Source: Harvard Business Review
How will the next generation of leaders shape business? What are their values, and how are they prioritizing the challenges and opportunities before them? Harvard Business Review reported of a survey of 500 students from top U.S. Business Schools wehereby 80% of MBA students surveyed believe that this generation views leadership differently from previous generations.

Young leaders are helping to drive the convergence of the private, public, and nonprofit sectors. Majority of them have worked in all 3 sectors and borrowing best practices from all three, young leaders hope to combine their diverse interests to create meaningful impact.

This generation values global work experience, whether that means taking a job at a multinational, working abroad for an NGO, or starting their own venture overseas. Survey respondents had already worked, on average, in three countries, and expected to work in four to five more within ten years of graduating from business school.

Young leaders value the strength of alternate perspectives. 92% agree that increased workplace diversity can lead to better business outcomes—especially diversity in gender, professional experience, and functional expertise. 

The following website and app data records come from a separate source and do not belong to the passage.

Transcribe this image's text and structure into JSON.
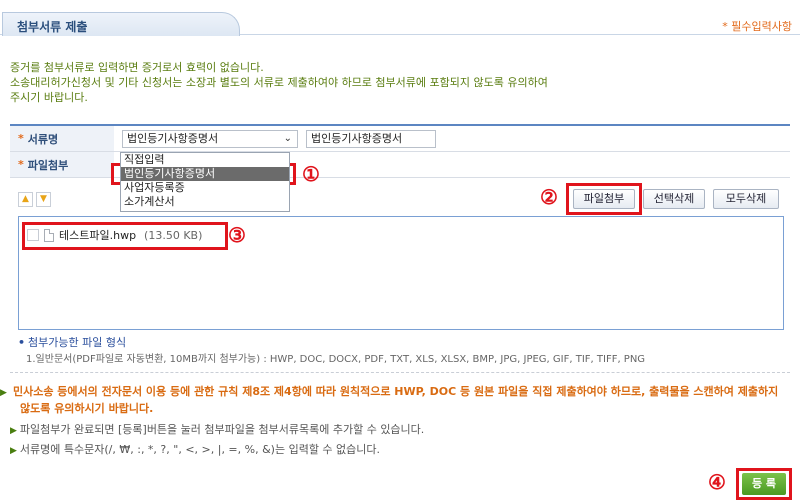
{
  "header": {
    "title": "첨부서류 제출",
    "required_note": "* 필수입력사항"
  },
  "intro": {
    "line1": "증거를 첨부서류로 입력하면 증거로서 효력이 없습니다.",
    "line2": "소송대리허가신청서 및 기타 신청서는 소장과 별도의 서류로 제출하여야 하므로 첨부서류에 포함되지 않도록 유의하여",
    "line3": "주시기 바랍니다."
  },
  "form": {
    "doc_name_label": "서류명",
    "doc_name_selected": "법인등기사항증명서",
    "doc_name_input": "법인등기사항증명서",
    "attach_label": "파일첨부"
  },
  "dropdown": {
    "options": [
      "직접입력",
      "법인등기사항증명서",
      "사업자등록증",
      "소가계산서"
    ],
    "selected_index": 1
  },
  "toolbar": {
    "attach_button": "파일첨부",
    "delete_selected_button": "선택삭제",
    "delete_all_button": "모두삭제"
  },
  "files": [
    {
      "name": "테스트파일.hwp",
      "size": "(13.50 KB)"
    }
  ],
  "formats": {
    "title": "첨부가능한 파일 형식",
    "list": "1.일반문서(PDF파일로 자동변환, 10MB까지 첨부가능) : HWP, DOC, DOCX, PDF, TXT, XLS, XLSX, BMP, JPG, JPEG, GIF, TIF, TIFF, PNG"
  },
  "notices": {
    "main": "민사소송 등에서의 전자문서 이용 등에 관한 규칙 제8조 제4항에 따라 원칙적으로 HWP, DOC 등 원본 파일을 직접 제출하여야 하므로, 출력물을 스캔하여 제출하지 않도록 유의하시기 바랍니다.",
    "sub1": "파일첨부가 완료되면 [등록]버튼을 눌러 첨부파일을 첨부서류목록에 추가할 수 있습니다.",
    "sub2": "서류명에 특수문자(/, ₩, :, *, ?, \", <, >, |, =, %, &)는 입력할 수 없습니다."
  },
  "submit_button": "등 록",
  "annotations": {
    "m1": "①",
    "m2": "②",
    "m3": "③",
    "m4": "④"
  },
  "colors": {
    "accent_blue": "#5c86c2",
    "required_orange": "#e26a1b",
    "notice_green": "#5a7d10",
    "submit_green": "#4a9a22",
    "annotation_red": "#e0141c"
  }
}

Source: Harvard Business Review
This generation realizes that they will never eliminate the trade-offs inherent in the traditional approach to sustainability unless they can find long-term solutions that benefit entire populations, not just wealthy niches. 64% agreed that the majority of corporations will support environmental sustainability and alternative energy over the next twenty years.

Young leaders are self-taught technology experts. Of today's promising technologies, tomorrow's leaders are banking most on the power of mobile: a plurality of today's young leaders see mobile as the critical business technology (40.6%), versus cloud computing (12.5%), social media (10.8%), clean energy (9.8%), and business analytics (9.4%).

Young leaders are embracing new ways of learning. After all, they're preparing themselves for jobs that probably haven't been invented yet. Perhaps that's why survey respondents cited intellectual challenge as the most important reason for choosing a job—significantly more important than compensation or prestige.




Coutesy: Harvard Business Review